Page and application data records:
● ● ● ●
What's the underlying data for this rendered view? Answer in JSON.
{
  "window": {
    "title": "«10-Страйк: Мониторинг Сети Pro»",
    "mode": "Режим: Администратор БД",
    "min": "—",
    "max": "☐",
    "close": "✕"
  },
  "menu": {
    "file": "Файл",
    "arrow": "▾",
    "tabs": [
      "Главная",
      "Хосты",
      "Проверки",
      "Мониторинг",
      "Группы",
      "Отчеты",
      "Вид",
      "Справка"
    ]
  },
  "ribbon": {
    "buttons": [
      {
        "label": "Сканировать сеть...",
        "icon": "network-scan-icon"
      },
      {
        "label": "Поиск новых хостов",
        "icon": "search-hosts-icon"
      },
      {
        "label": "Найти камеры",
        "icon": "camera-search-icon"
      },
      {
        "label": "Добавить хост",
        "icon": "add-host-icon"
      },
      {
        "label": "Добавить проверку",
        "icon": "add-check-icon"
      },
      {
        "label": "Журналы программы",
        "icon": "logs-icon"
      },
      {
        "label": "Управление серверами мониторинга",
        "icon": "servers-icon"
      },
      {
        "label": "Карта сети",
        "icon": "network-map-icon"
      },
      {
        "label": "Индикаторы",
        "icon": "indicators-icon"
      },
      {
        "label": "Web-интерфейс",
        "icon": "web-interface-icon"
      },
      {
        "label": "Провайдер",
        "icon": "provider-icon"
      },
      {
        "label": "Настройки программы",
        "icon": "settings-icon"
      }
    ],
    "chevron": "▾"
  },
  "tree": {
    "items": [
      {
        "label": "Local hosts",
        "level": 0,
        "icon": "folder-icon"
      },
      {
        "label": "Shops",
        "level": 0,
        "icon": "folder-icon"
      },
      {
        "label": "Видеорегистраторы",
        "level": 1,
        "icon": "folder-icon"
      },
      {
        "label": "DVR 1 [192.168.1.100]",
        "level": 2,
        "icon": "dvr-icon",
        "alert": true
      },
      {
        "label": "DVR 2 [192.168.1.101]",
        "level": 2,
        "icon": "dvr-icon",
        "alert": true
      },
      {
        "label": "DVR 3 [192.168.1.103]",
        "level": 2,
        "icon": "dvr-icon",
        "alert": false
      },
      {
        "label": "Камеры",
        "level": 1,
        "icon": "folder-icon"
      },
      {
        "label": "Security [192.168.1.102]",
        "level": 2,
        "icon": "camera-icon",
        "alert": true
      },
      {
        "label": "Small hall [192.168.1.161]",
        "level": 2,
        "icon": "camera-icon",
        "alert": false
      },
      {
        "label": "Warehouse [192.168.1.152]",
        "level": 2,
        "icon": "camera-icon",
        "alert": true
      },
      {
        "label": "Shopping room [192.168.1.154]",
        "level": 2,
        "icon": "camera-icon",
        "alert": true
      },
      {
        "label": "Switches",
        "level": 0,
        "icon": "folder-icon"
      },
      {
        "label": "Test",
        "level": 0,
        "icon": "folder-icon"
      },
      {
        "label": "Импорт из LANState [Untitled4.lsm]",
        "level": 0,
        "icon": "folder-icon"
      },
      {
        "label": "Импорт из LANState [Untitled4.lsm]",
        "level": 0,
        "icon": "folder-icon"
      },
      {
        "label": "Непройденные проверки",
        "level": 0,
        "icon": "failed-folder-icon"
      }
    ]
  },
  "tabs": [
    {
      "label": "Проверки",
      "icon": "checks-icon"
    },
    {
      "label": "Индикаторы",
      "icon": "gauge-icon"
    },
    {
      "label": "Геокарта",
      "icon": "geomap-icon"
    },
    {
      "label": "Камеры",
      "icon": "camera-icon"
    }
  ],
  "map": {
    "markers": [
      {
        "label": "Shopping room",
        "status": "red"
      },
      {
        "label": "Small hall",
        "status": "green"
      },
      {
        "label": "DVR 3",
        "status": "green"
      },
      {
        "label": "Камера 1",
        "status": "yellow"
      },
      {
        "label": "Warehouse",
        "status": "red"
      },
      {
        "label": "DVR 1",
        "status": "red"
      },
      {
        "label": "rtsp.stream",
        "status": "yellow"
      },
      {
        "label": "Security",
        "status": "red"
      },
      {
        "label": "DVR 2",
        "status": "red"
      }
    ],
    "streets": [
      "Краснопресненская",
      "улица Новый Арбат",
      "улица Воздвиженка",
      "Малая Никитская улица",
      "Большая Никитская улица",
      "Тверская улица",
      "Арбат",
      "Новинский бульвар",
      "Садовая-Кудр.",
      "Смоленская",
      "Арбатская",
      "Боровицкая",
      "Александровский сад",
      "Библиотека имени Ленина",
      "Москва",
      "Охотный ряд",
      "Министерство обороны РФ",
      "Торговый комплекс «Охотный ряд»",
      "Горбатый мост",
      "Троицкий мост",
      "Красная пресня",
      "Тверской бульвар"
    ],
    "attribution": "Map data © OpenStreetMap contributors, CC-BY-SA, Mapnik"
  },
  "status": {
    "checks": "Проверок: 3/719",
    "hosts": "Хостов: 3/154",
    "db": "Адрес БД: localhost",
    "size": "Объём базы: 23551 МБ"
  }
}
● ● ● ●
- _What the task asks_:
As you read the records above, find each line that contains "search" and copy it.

- _Task result_:
        "icon": "search-hosts-icon"
        "icon": "camera-search-icon"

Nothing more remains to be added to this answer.